Observation #8: Paul Amey is a stud too. The man raced his guts out and came up just two minutes short of winner Eneko Llanos' sub-8:00 finish. Still, he joined his girlfriend (full disclosure, a Fortius teammate and friend of mine) in the stands to watch other finishers come down the chute. He was cheerful despite his fatigue level, like almost every pro triathlete I've ever met. This truly is the greatest sport because the pros are every bit as classy as the 17-hour Ironman finishers. Can you imagine Tiger Woods winning a tournament and coming back to the 18th hole to cheer in the rest of the pros? (OK, can you imagine Tiger Woods winning a tournament anymore?!)
Observation #9: Giving an athlete a high-five during the marathon equals a .05% pickup in speed. Alright, that's not scientifically proven. But I observed that as the sky gets darker and the lights become brighter, runners need a little extra help and encouragement to keep them moving. A high-five and a shout-out of encouragement can do just that. Calling out their name on their bib helps too. I remember it worked for me in the final lap of my Ironman Arizona journey last year. Runners who aren't smiling at all will crack a grin and extend their hand when they feel like someone cares about their journey and their struggle in that particular moment. I fived a lot of folks, and I'd like to think they finished .05% faster because of me.
Observation #10: I'm done reminiscing about Ironman Arizona 2010. Volunteering at IMAZ 2011 closed the door on one of the best days, one of the best years of my life. For 365 days I got to live the life of a pro athlete and accomplish something I never thought possible. I was, I am and will always be in the Ironman Arizona Class of 2010. This year, I got to usher in the Class of 2011. Originally, I had mixed feelings about the experience. But when the time came to experience my race on the other side of the fence, I appreciated my own accomplishments that much more. I remembered the struggles, sacrifices and pain. And that it's my choice not to participate in Ironman Arizona 2012 even though I had early access to registration. Despite the peer pressure among my friends, I resisted. That meant two things. First, I'm not ready to commit to the sacrifice just yet. Second, I don't feel a need to validate myself through another Ironman.
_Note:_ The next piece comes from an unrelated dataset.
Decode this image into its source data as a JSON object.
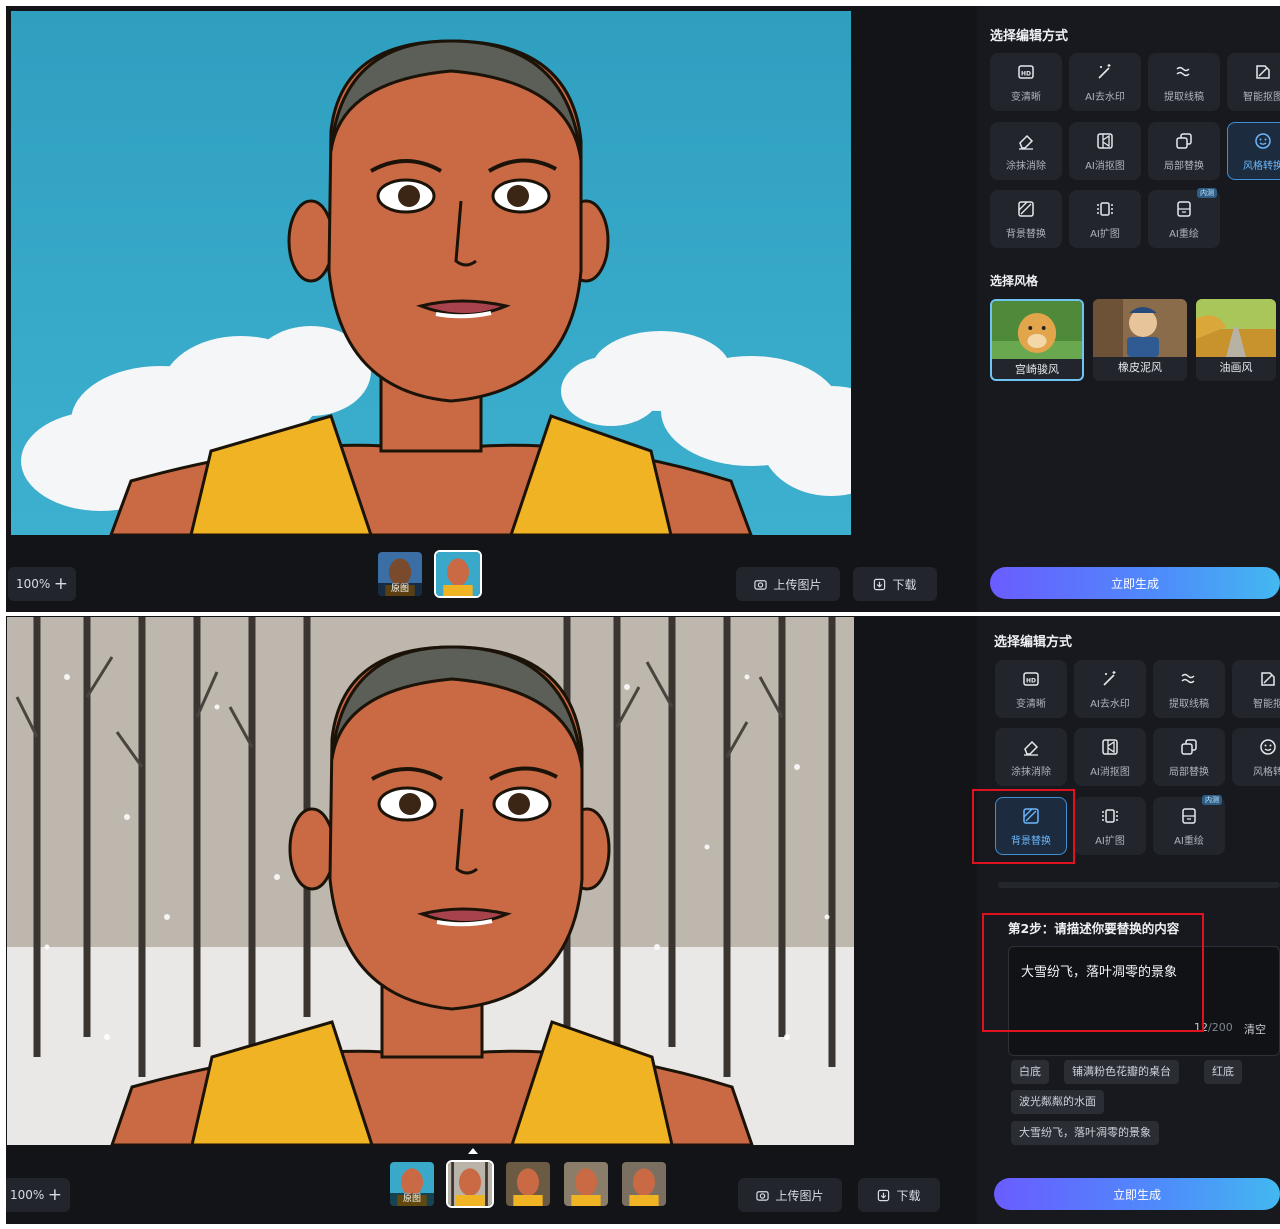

I graduated. Officially.
I will not write about Ironman Arizona again, except in passing. It's time to move on. Now that I see everything through new eyes, there are other journeys to embark upon. New adventures. Ironman Arizona won't be one of them for a long, long time.
Congratulations to all the finishers on Sunday. Welcome to the club! I hope you give back at a race near you in the future. It will be just as valuable an experience to volunteer, if not more so.